When tasked with buying a birthday gift for Jennifer’s son Greg, Larry presumes that Greg’s lack of masculinity means he wouldn’t be interested in a sports-related gift, so he buys him a sewing machine. This move outrages Jennifer, as well as Susie, who call Larry out when he expresses suspicion that Greg is gay. To make things right, Larry buys a new present for Greg: a violin. This placates Jennifer, but Greg has grown attached to his sewing machine. He gives Susie a pillow sham that he sewed a swastika onto, and Larry is forced to explain to an upset Susie and Jennifer why he taught a seven-year-old the controversial Nazi symbol.
After another bad run-in with Michael J. Fox, Larry promises the housing board he’ll attend one of Fox’s charity events.
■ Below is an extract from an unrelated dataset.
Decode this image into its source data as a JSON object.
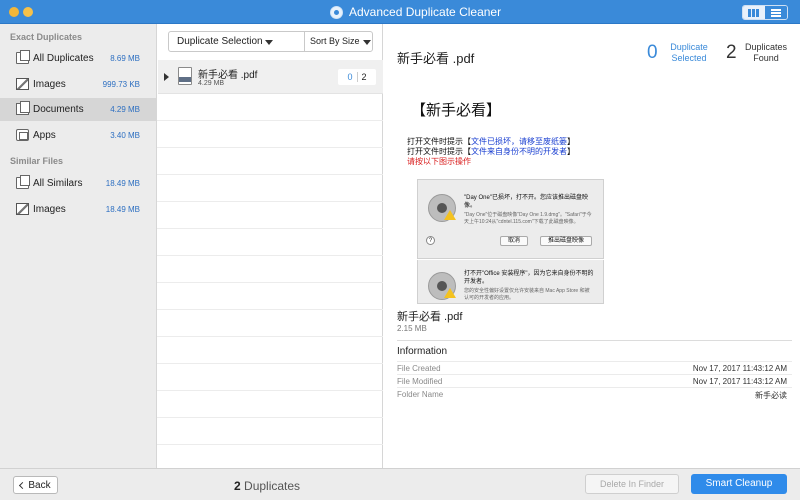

During Fox’s speech, Jeff asks Larry what gift he bought for Greg. Larry, not wanting to talk during the speech, pantomimes a violin, but this is misinterpreted by the crowd who think Larry is making a “sad violin” gesture while Michael J. Fox talks about Parkinson’s. The crowd turns on Larry, and Mayor Bloomberg steps forth to publicly chastise him and to tell him to leave New York.
Michael J. Fox forgives Larry once more but asks him to volunteer at an event with sick children to get back in his good graces, echoing the charity event from earlier in the season that Larry is in New York to escape. Once again, Larry selfishly chooses to tell an elaborate lie instead of helping the needy, and we cut to him arguing in French with a double-parker against the beautiful backdrop of Paris.
This was, in many ways, a season of change for Curb. Cast-wise, this was the first year without Cheryl Hines (although she did appear in the premiere), as well as the first year that Susie Essman was billed as a series regular and not a guest star (although she’s been appearing in most of the show’s episodes for the past few seasons). For the first seven seasons of Curb, Larry David has written the elaborate story outlines singlehandedly without another writer ever receiving credit for a single episode. This year, though, he began using three alums of the Seinfeld writing staff, Alec Berg, David Mandel, and Jeff Schaffer, as his co-writers, sharing writing credit with these three for each of this season’s episodes. It’s a completely new approach for Larry David, and it may a partial explanation for this season being constructed a little sloppier than usual. It’s also been a season with an outstanding number of recognizable guest stars with big names like Ricky Gervais, Rosie O’Donnell, and Michael J. Fox dropping by, as well as comedy nerd heroes like Paul F. Tompkins, Chris Parnell, and Jon Glaser.
On the whole, though, Season 8 felt a little off because of the lack of a strong goal on Larry David’s part. In other seasons, Larry was working towards a specific objective that coincided with the finale (opening a restaurant, appearing in The Producers on Broadway, filming the Seinfeld reunion, etc.) that gave the finale a little more weight, but this year didn’t really have that. The gag the episode ended on, with Larry and Leon in Paris, was a strong one that tied in with the charity-avoidance plotline from “Vow of Silence” nicely, but, on the whole, these ten episodes felt a little disconnected from each other.
Even if the episodes didn’t hang together as they do in Curb’s best seasons, this was still a year that featured some stellar individual episodes and showcased the talented regular and guest casts. It’s nice to see Larry David still doing what he’s doing as his show continues to evolve. We’ll see what the future holds for Curb when it returns from what I’m assuming is going to be another excruciating two-year hiatus. See ya in 2013, guys!
Bradford Evans is a writer living in Los Angeles.